The day after repeating his call for a pay freeze, Trump said he was going to “study” the issue in the wake of objections from lawmakers.

But since then, the president has indicated to advisers that he is not inclined to relent, according to White House officials. Trump has been urged to hold the line by White House budget director Mick Mulvaney, whose spending plan early this year canceled the automatic 2.1 percent annual raise that federal workers receive.

Trump is deeply distrustful of bureaucrats in the federal government and has targeted federal workers as part of the Washington “swamp” he pledged to drain. The recent publication of an anonymous op-ed in the New York Times by a senior administration official deeply critical of Trump only deepened his antipathy toward a workforce some in the White House have derided as “the administrative state,” officials said. 

If federal pay remains flat in 2019, it would be the first time federal employees would not see an across-the-board raise since the three-year freeze that then-President Barack Obama put in place after the recession.

Such a move is harder to justify in the current economic climate, experts said.The vast majority of federal employees — about 80 percent — work outside the D.C. region. Many of the Republicans lobbying Trump on the issue represent large populations of federal employees who could form key voting blocs in the midterms.

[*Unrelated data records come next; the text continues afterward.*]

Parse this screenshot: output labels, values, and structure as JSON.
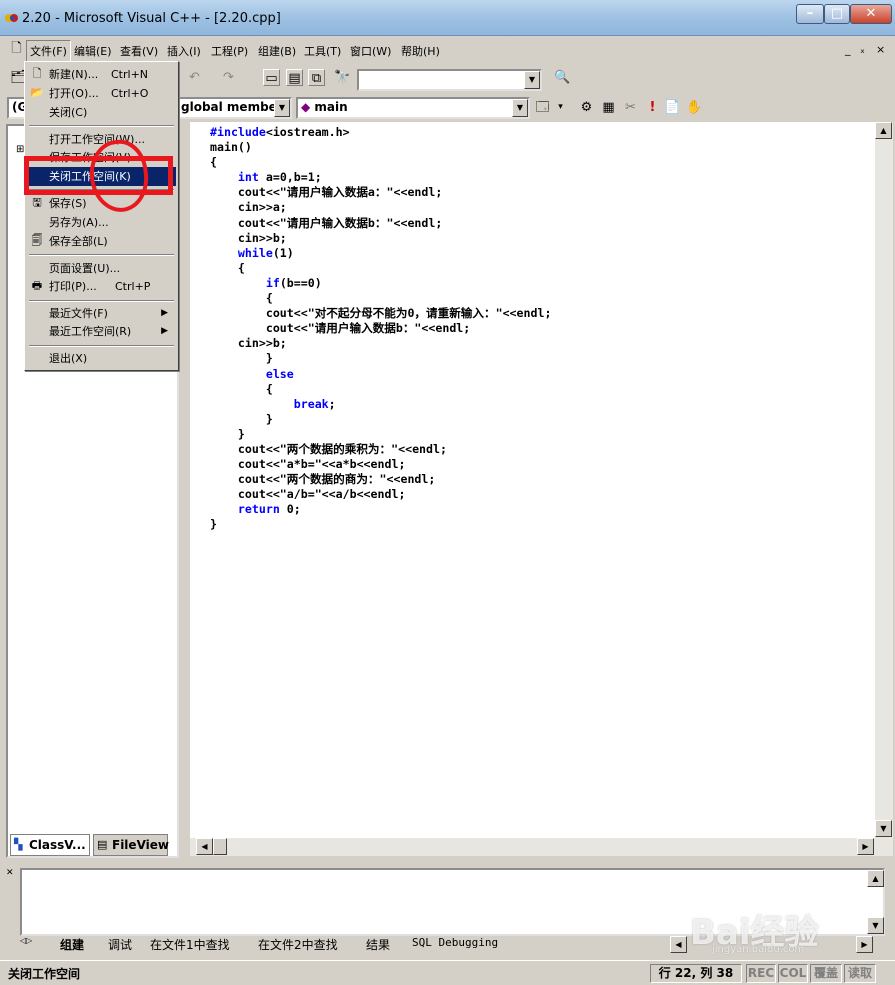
{
  "window": {
    "title": "2.20 - Microsoft Visual C++ - [2.20.cpp]",
    "min": "–",
    "max": "□",
    "close": "✕"
  },
  "menubar": {
    "items": [
      "文件(F)",
      "编辑(E)",
      "查看(V)",
      "插入(I)",
      "工程(P)",
      "组建(B)",
      "工具(T)",
      "窗口(W)",
      "帮助(H)"
    ],
    "mdi_controls": [
      "_",
      "ₓ",
      "×"
    ]
  },
  "toolbar": {
    "find_combo_value": "",
    "class_combo_value": "(G",
    "members_combo_value": "global members",
    "function_combo_value": "main"
  },
  "file_menu": {
    "items": [
      {
        "label": "新建(N)...",
        "shortcut": "Ctrl+N",
        "icon": "new-file-icon"
      },
      {
        "label": "打开(O)...",
        "shortcut": "Ctrl+O",
        "icon": "open-folder-icon"
      },
      {
        "label": "关闭(C)",
        "shortcut": "",
        "icon": ""
      },
      {
        "label": "打开工作空间(W)...",
        "shortcut": "",
        "icon": ""
      },
      {
        "label": "保存工作空间(V)",
        "shortcut": "",
        "icon": ""
      },
      {
        "label": "关闭工作空间(K)",
        "shortcut": "",
        "icon": ""
      },
      {
        "label": "保存(S)",
        "shortcut": "",
        "icon": "save-icon"
      },
      {
        "label": "另存为(A)...",
        "shortcut": "",
        "icon": ""
      },
      {
        "label": "保存全部(L)",
        "shortcut": "",
        "icon": "save-all-icon"
      },
      {
        "label": "页面设置(U)...",
        "shortcut": "",
        "icon": ""
      },
      {
        "label": "打印(P)...",
        "shortcut": "Ctrl+P",
        "icon": "print-icon"
      },
      {
        "label": "最近文件(F)",
        "shortcut": "",
        "icon": ""
      },
      {
        "label": "最近工作空间(R)",
        "shortcut": "",
        "icon": ""
      },
      {
        "label": "退出(X)",
        "shortcut": "",
        "icon": ""
      }
    ],
    "highlighted_index": 5
  },
  "code_lines": [
    "#include<iostream.h>",
    "main()",
    "{",
    "    int a=0,b=1;",
    "    cout<<\"请用户输入数据a：\"<<endl;",
    "    cin>>a;",
    "    cout<<\"请用户输入数据b：\"<<endl;",
    "    cin>>b;",
    "    while(1)",
    "    {",
    "        if(b==0)",
    "        {",
    "        cout<<\"对不起分母不能为0，请重新输入：\"<<endl;",
    "        cout<<\"请用户输入数据b：\"<<endl;",
    "    cin>>b;",
    "        }",
    "        else",
    "        {",
    "            break;",
    "        }",
    "    }",
    "    cout<<\"两个数据的乘积为：\"<<endl;",
    "    cout<<\"a*b=\"<<a*b<<endl;",
    "    cout<<\"两个数据的商为：\"<<endl;",
    "    cout<<\"a/b=\"<<a/b<<endl;",
    "    return 0;",
    "}"
  ],
  "workspace_tabs": [
    "ClassV...",
    "FileView"
  ],
  "output_tabs": [
    "组建",
    "调试",
    "在文件1中查找",
    "在文件2中查找",
    "结果",
    "SQL Debugging"
  ],
  "status": {
    "message": "关闭工作空间",
    "position": "行 22, 列 38",
    "rec": "REC",
    "col": "COL",
    "ovr": "覆盖",
    "read": "读取"
  },
  "watermark": {
    "brand": "Bai经验",
    "url": "jingyan.baidu.com"
  },
  "colors": {
    "keyword": "#0000ff",
    "highlight": "#0a246a",
    "annotation": "#e8181e"
  }
}
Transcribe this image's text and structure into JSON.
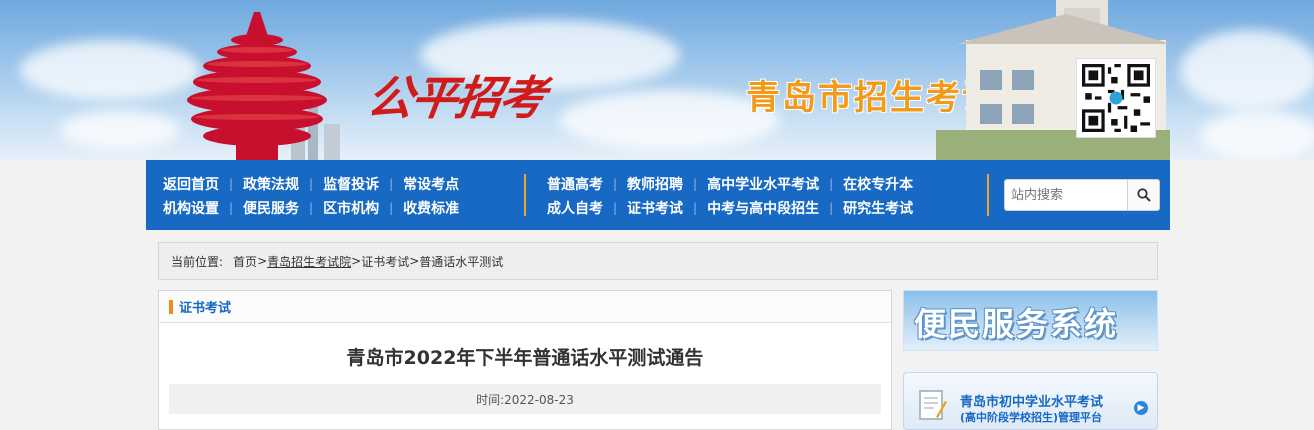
{
  "header": {
    "calligraphy": "公平招考",
    "site_name": "青岛市招生考试院"
  },
  "nav": {
    "group1_row1": [
      "返回首页",
      "政策法规",
      "监督投诉",
      "常设考点"
    ],
    "group1_row2": [
      "机构设置",
      "便民服务",
      "区市机构",
      "收费标准"
    ],
    "group2_row1": [
      "普通高考",
      "教师招聘",
      "高中学业水平考试",
      "在校专升本"
    ],
    "group2_row2": [
      "成人自考",
      "证书考试",
      "中考与高中段招生",
      "研究生考试"
    ],
    "search_placeholder": "站内搜索"
  },
  "breadcrumb": {
    "label": "当前位置:",
    "home": "首页",
    "sep": ">",
    "site": "青岛招生考试院",
    "section": "证书考试",
    "page": "普通话水平测试"
  },
  "article": {
    "category": "证书考试",
    "title": "青岛市2022年下半年普通话水平测试通告",
    "time": "时间:2022-08-23"
  },
  "sidebar": {
    "banner_text": "便民服务系统",
    "platform_line1": "青岛市初中学业水平考试",
    "platform_line2": "(高中阶段学校招生)管理平台"
  },
  "colors": {
    "nav_bg": "#1769c4",
    "accent_orange": "#f3a325",
    "title_red": "#d11a1a"
  }
}
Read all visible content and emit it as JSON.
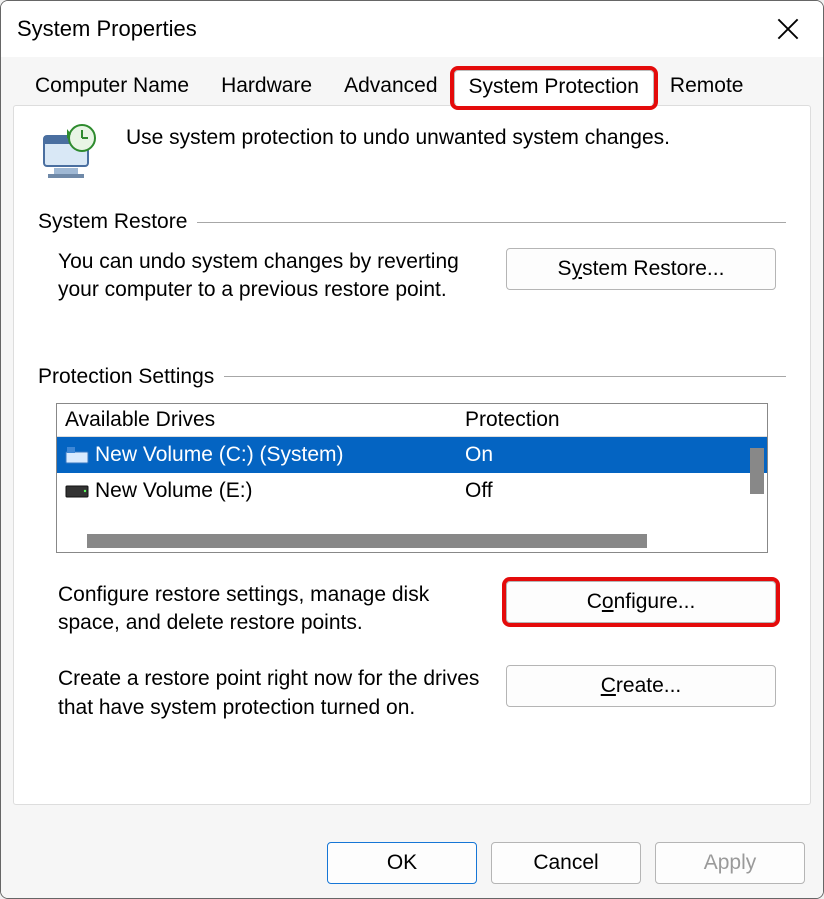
{
  "window": {
    "title": "System Properties"
  },
  "tabs": {
    "items": [
      {
        "label": "Computer Name"
      },
      {
        "label": "Hardware"
      },
      {
        "label": "Advanced"
      },
      {
        "label": "System Protection",
        "active": true,
        "highlighted": true
      },
      {
        "label": "Remote"
      }
    ]
  },
  "intro": {
    "text": "Use system protection to undo unwanted system changes."
  },
  "groups": {
    "restore": {
      "label": "System Restore",
      "description": "You can undo system changes by reverting your computer to a previous restore point.",
      "button_prefix": "S",
      "button_underline": "y",
      "button_suffix": "stem Restore..."
    },
    "protection": {
      "label": "Protection Settings",
      "headers": {
        "drives": "Available Drives",
        "protection": "Protection"
      },
      "drives": [
        {
          "name": "New Volume (C:) (System)",
          "protection": "On",
          "selected": true,
          "system": true
        },
        {
          "name": "New Volume (E:)",
          "protection": "Off",
          "selected": false,
          "system": false
        }
      ],
      "configure": {
        "description": "Configure restore settings, manage disk space, and delete restore points.",
        "button_prefix": "C",
        "button_underline": "o",
        "button_suffix": "nfigure..."
      },
      "create": {
        "description": "Create a restore point right now for the drives that have system protection turned on.",
        "button_prefix": "",
        "button_underline": "C",
        "button_suffix": "reate..."
      }
    }
  },
  "footer": {
    "ok": "OK",
    "cancel": "Cancel",
    "apply": "Apply"
  }
}
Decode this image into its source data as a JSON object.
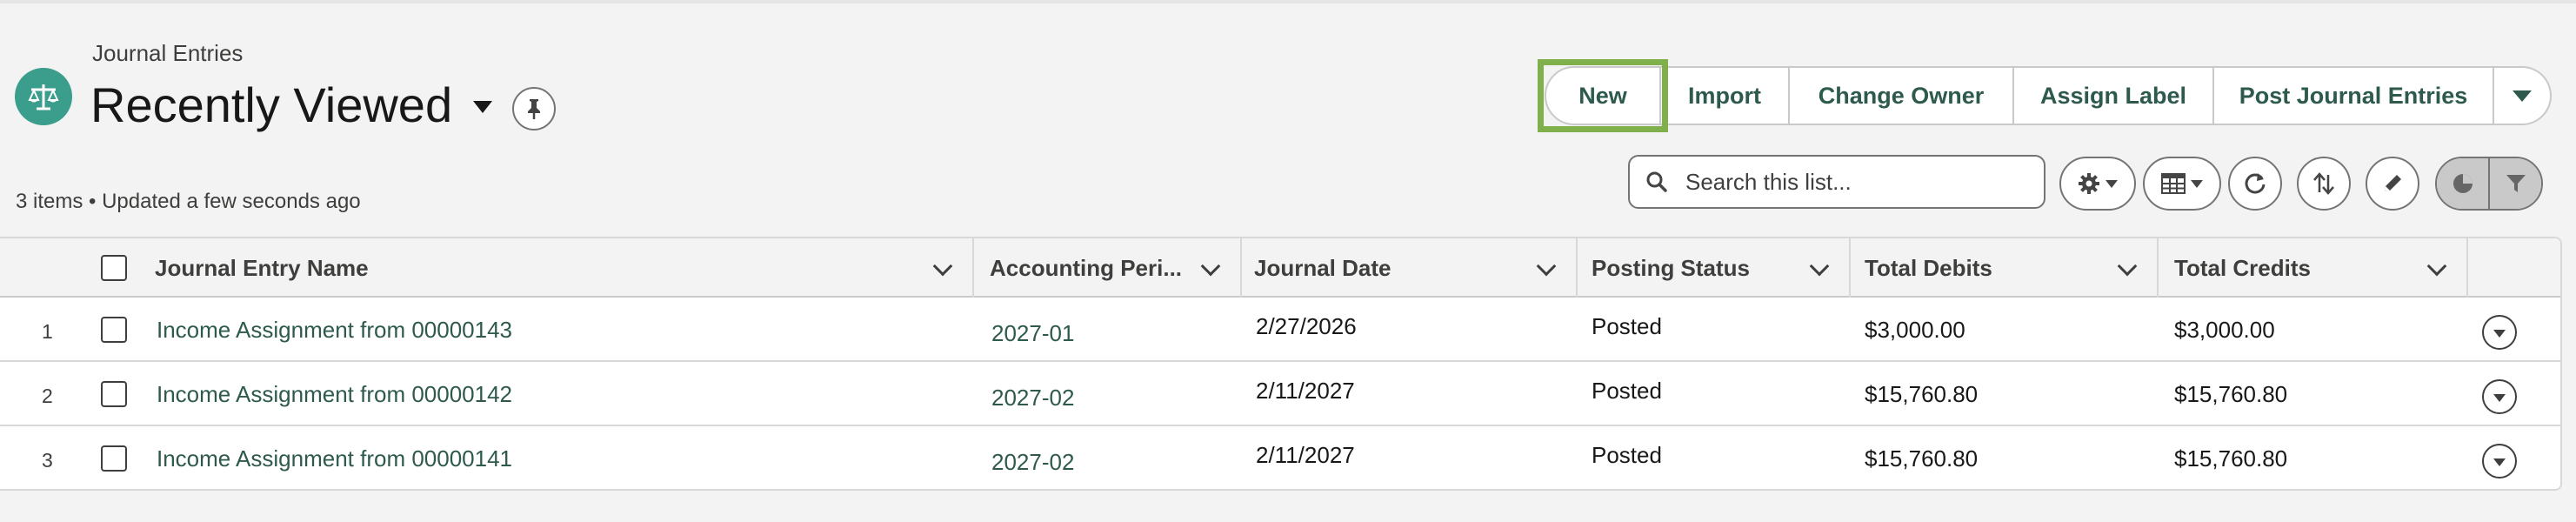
{
  "header": {
    "object_label": "Journal Entries",
    "list_view_name": "Recently Viewed",
    "status": "3 items • Updated a few seconds ago",
    "icon": "scales-icon",
    "icon_color": "#3b9e8c"
  },
  "actions": {
    "new": "New",
    "import": "Import",
    "change_owner": "Change Owner",
    "assign_label": "Assign Label",
    "post_journal_entries": "Post Journal Entries"
  },
  "search": {
    "placeholder": "Search this list..."
  },
  "toolbar_icons": [
    "settings-icon",
    "table-columns-icon",
    "refresh-icon",
    "sort-icon",
    "edit-icon",
    "chart-icon",
    "filter-icon"
  ],
  "table": {
    "columns": [
      "Journal Entry Name",
      "Accounting Peri...",
      "Journal Date",
      "Posting Status",
      "Total Debits",
      "Total Credits"
    ],
    "rows": [
      {
        "num": "1",
        "name": "Income Assignment from 00000143",
        "period": "2027-01",
        "date": "2/27/2026",
        "status": "Posted",
        "debits": "$3,000.00",
        "credits": "$3,000.00"
      },
      {
        "num": "2",
        "name": "Income Assignment from 00000142",
        "period": "2027-02",
        "date": "2/11/2027",
        "status": "Posted",
        "debits": "$15,760.80",
        "credits": "$15,760.80"
      },
      {
        "num": "3",
        "name": "Income Assignment from 00000141",
        "period": "2027-02",
        "date": "2/11/2027",
        "status": "Posted",
        "debits": "$15,760.80",
        "credits": "$15,760.80"
      }
    ]
  },
  "colors": {
    "accent": "#2e5a4e",
    "highlight": "#7fb04c"
  }
}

“It’s one thing when it happens in the middle of a giant fiscal meltdown,” said Don Kettl, a public affairs professor at the University of Texas at Austin, “but now we have the strongest economy in a generation and Republicans are being forced to walk the plank against their own constituencies.”

In the letter last week to Trump, which was organized by Rep. Scott W. Taylor (R-Va.), 16 Republicans and seven Democrats cited national security concerns as a reason to give federal workers a raise, saying they need to back civilians supporting the military.

Taylor, whose Hampton Roads-area district has at least eight military installations and about 30,000 civilian federal employees, said in an interview that he understands the president “wants to be fiscally responsible” and called the decision “well-intended.” 

“But perhaps there wasn’t an understanding of how important this is to so many people” who play “fundamental roles in allowing the national security apparatus to continue,” said Taylor, who holds one of three Virginia seats Democrats are targeting in their quest to regain control of the House. 

In addition, 158 House Democrats led by Reps. Jamie Raskin (Md.) and Gerald E. Connolly (Va.) sent House leaders a letter last week urging them to ignore the president’s position.

It remains uncertain how the issue will be resolved on Capitol Hill. Comstock, whose district includes 35,000 federal workers, said leaders on the House Appropriations Committee told her they would include a raise in the final budget, following the Senate, which agreed in August to a 1.9 percent increase.

Jennifer Hing, a spokeswoman for the committee, said the issue remains undecided.

The Congressional Budget Office said a 1.9 percent boost to federal pay rates would cost an estimated $3.3 billion in the 2019 fiscal year.

Speaker Paul Ryan (R-Wis.) has not raised the question of a federal pay hike directly with the president, according to a House GOP leadership aide. However, Rep. Steve Stivers (R-Ohio), who chairs the House GOP campaign committee, was among the Republicans who signed the letter to Trump.

Rep. Tom Graves (R-Ga.), who chairs the House Appropriations panel examining the issue, said he is looking for direction from the White House.

“It would help to have a little more clarity from the administration, and I know they’re working through that,” Graves said.